● Task statement
Set all of the entries down again precisely as they are written.

● Records shown
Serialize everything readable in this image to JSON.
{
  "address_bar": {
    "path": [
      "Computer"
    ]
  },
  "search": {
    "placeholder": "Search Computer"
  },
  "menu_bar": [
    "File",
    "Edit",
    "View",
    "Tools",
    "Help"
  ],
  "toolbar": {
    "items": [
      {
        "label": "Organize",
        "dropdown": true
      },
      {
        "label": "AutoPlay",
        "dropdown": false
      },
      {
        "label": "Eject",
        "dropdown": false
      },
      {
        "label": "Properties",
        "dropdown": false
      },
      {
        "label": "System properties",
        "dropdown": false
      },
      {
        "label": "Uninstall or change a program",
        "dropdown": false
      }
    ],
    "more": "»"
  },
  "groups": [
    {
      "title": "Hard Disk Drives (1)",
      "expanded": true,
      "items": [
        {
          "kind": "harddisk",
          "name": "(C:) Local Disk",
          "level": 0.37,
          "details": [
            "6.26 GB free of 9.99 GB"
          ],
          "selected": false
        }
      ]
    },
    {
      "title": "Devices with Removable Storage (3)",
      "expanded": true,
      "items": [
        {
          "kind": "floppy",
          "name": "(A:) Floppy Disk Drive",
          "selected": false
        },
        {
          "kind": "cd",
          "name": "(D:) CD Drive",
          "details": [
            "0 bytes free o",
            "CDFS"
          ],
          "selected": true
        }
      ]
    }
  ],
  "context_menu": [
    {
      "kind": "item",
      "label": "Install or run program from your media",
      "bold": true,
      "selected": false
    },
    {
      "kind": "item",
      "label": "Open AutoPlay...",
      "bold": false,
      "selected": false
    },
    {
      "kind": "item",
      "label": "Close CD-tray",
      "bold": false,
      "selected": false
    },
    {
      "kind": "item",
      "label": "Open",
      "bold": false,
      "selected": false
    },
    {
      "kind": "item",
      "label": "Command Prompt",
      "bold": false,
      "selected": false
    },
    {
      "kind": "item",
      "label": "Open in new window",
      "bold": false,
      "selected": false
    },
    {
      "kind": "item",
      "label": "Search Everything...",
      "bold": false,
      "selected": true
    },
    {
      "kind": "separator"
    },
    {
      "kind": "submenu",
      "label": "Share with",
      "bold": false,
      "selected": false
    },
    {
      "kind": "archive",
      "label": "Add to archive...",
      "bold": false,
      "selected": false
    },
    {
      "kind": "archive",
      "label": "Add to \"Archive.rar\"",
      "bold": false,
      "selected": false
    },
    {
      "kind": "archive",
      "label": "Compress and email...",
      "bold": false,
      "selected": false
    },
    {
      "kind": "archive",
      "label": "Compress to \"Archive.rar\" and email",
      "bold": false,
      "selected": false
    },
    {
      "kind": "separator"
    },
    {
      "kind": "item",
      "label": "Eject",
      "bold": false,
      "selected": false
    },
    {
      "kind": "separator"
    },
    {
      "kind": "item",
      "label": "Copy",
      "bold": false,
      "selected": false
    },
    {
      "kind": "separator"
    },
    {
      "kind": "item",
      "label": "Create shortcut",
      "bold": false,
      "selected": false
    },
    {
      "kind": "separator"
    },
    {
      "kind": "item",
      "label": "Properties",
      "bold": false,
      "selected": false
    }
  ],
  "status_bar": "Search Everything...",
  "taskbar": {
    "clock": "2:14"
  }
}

● Result
Serialize everything readable in this image to JSON.
{
  "address_bar": {
    "path": [
      "Computer"
    ]
  },
  "search": {
    "placeholder": "Search Computer"
  },
  "menu_bar": [
    "File",
    "Edit",
    "View",
    "Tools",
    "Help"
  ],
  "toolbar": {
    "items": [
      {
        "label": "Organize",
        "dropdown": true
      },
      {
        "label": "AutoPlay",
        "dropdown": false
      },
      {
        "label": "Eject",
        "dropdown": false
      },
      {
        "label": "Properties",
        "dropdown": false
      },
      {
        "label": "System properties",
        "dropdown": false
      },
      {
        "label": "Uninstall or change a program",
        "dropdown": false
      }
    ],
    "more": "»"
  },
  "groups": [
    {
      "title": "Hard Disk Drives (1)",
      "expanded": true,
      "items": [
        {
          "kind": "harddisk",
          "name": "(C:) Local Disk",
          "level": 0.37,
          "details": [
            "6.26 GB free of 9.99 GB"
          ],
          "selected": false
        }
      ]
    },
    {
      "title": "Devices with Removable Storage (3)",
      "expanded": true,
      "items": [
        {
          "kind": "floppy",
          "name": "(A:) Floppy Disk Drive",
          "selected": false
        },
        {
          "kind": "cd",
          "name": "(D:) CD Drive",
          "details": [
            "0 bytes free o",
            "CDFS"
          ],
          "selected": true
        }
      ]
    }
  ],
  "context_menu": [
    {
      "kind": "item",
      "label": "Install or run program from your media",
      "bold": true,
      "selected": false
    },
    {
      "kind": "item",
      "label": "Open AutoPlay...",
      "bold": false,
      "selected": false
    },
    {
      "kind": "item",
      "label": "Close CD-tray",
      "bold": false,
      "selected": false
    },
    {
      "kind": "item",
      "label": "Open",
      "bold": false,
      "selected": false
    },
    {
      "kind": "item",
      "label": "Command Prompt",
      "bold": false,
      "selected": false
    },
    {
      "kind": "item",
      "label": "Open in new window",
      "bold": false,
      "selected": false
    },
    {
      "kind": "item",
      "label": "Search Everything...",
      "bold": false,
      "selected": true
    },
    {
      "kind": "separator"
    },
    {
      "kind": "submenu",
      "label": "Share with",
      "bold": false,
      "selected": false
    },
    {
      "kind": "archive",
      "label": "Add to archive...",
      "bold": false,
      "selected": false
    },
    {
      "kind": "archive",
      "label": "Add to \"Archive.rar\"",
      "bold": false,
      "selected": false
    },
    {
      "kind": "archive",
      "label": "Compress and email...",
      "bold": false,
      "selected": false
    },
    {
      "kind": "archive",
      "label": "Compress to \"Archive.rar\" and email",
      "bold": false,
      "selected": false
    },
    {
      "kind": "separator"
    },
    {
      "kind": "item",
      "label": "Eject",
      "bold": false,
      "selected": false
    },
    {
      "kind": "separator"
    },
    {
      "kind": "item",
      "label": "Copy",
      "bold": false,
      "selected": false
    },
    {
      "kind": "separator"
    },
    {
      "kind": "item",
      "label": "Create shortcut",
      "bold": false,
      "selected": false
    },
    {
      "kind": "separator"
    },
    {
      "kind": "item",
      "label": "Properties",
      "bold": false,
      "selected": false
    }
  ],
  "status_bar": "Search Everything...",
  "taskbar": {
    "clock": "2:14"
  }
}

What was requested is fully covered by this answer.